▸ Assignment
Nothing but a number is wanted: the count of lines in the records below that include "title".

--------------------

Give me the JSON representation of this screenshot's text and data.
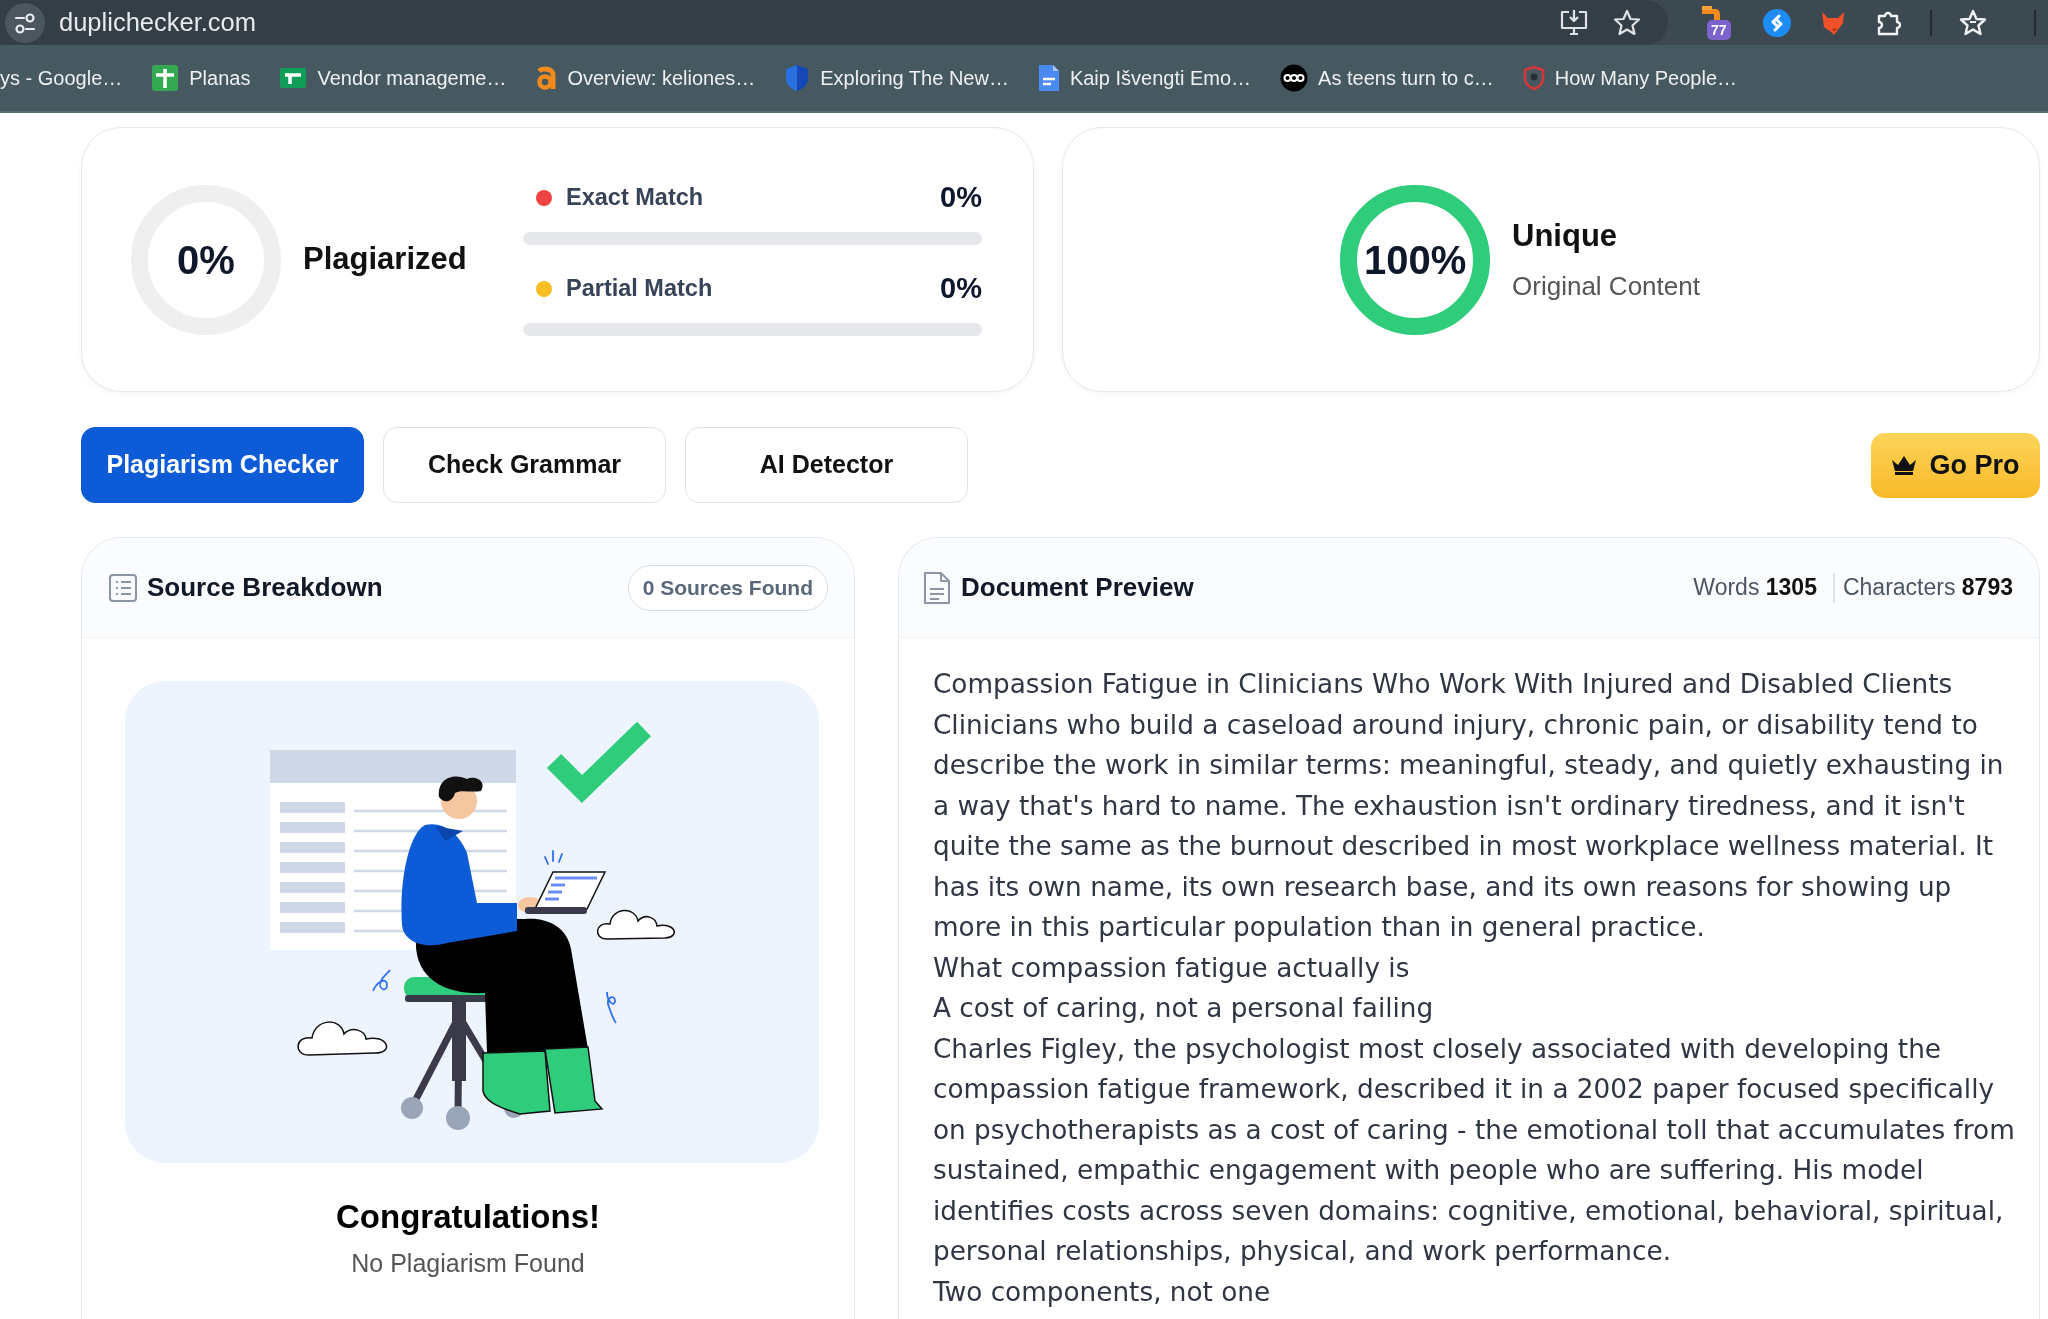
{
  "browser": {
    "address": "duplichecker.com",
    "extension_badge": "77",
    "bookmarks": [
      {
        "label": "ys - Google…"
      },
      {
        "label": "Planas"
      },
      {
        "label": "Vendor manageme…"
      },
      {
        "label": "Overview: keliones…"
      },
      {
        "label": "Exploring The New…"
      },
      {
        "label": "Kaip Išvengti Emo…"
      },
      {
        "label": "As teens turn to c…"
      },
      {
        "label": "How Many People…"
      }
    ]
  },
  "summary": {
    "plagiarized": {
      "percent": "0%",
      "label": "Plagiarized"
    },
    "matches": [
      {
        "label": "Exact Match",
        "percent": "0%",
        "color": "#ef4444",
        "level": 0
      },
      {
        "label": "Partial Match",
        "percent": "0%",
        "color": "#fbbf24",
        "level": 0
      }
    ],
    "unique": {
      "percent": "100%",
      "label": "Unique",
      "sublabel": "Original Content",
      "level": 1
    }
  },
  "tools": [
    {
      "label": "Plagiarism Checker",
      "selected": true
    },
    {
      "label": "Check Grammar",
      "selected": false
    },
    {
      "label": "AI Detector",
      "selected": false
    }
  ],
  "go_pro": {
    "label": "Go Pro"
  },
  "sources": {
    "title": "Source Breakdown",
    "badge": "0 Sources Found",
    "heading": "Congratulations!",
    "message": "No Plagiarism Found"
  },
  "document": {
    "title": "Document Preview",
    "stats": [
      {
        "label": "Words",
        "value": "1305"
      },
      {
        "label": "Characters",
        "value": "8793"
      }
    ],
    "paragraphs": [
      "Compassion Fatigue in Clinicians Who Work With Injured and Disabled Clients",
      "Clinicians who build a caseload around injury, chronic pain, or disability tend to describe the work in similar terms: meaningful, steady, and quietly exhausting in a way that's hard to name. The exhaustion isn't ordinary tiredness, and it isn't quite the same as the burnout described in most workplace wellness material. It has its own name, its own research base, and its own reasons for showing up more in this particular population than in general practice.",
      "What compassion fatigue actually is",
      "A cost of caring, not a personal failing",
      "Charles Figley, the psychologist most closely associated with developing the compassion fatigue framework, described it in a 2002 paper focused specifically on psychotherapists as a cost of caring - the emotional toll that accumulates from sustained, empathic engagement with people who are suffering. His model identifies costs across seven domains: cognitive, emotional, behavioral, spiritual, personal relationships, physical, and work performance.",
      "Two components, not one"
    ]
  }
}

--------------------

▸ Result
2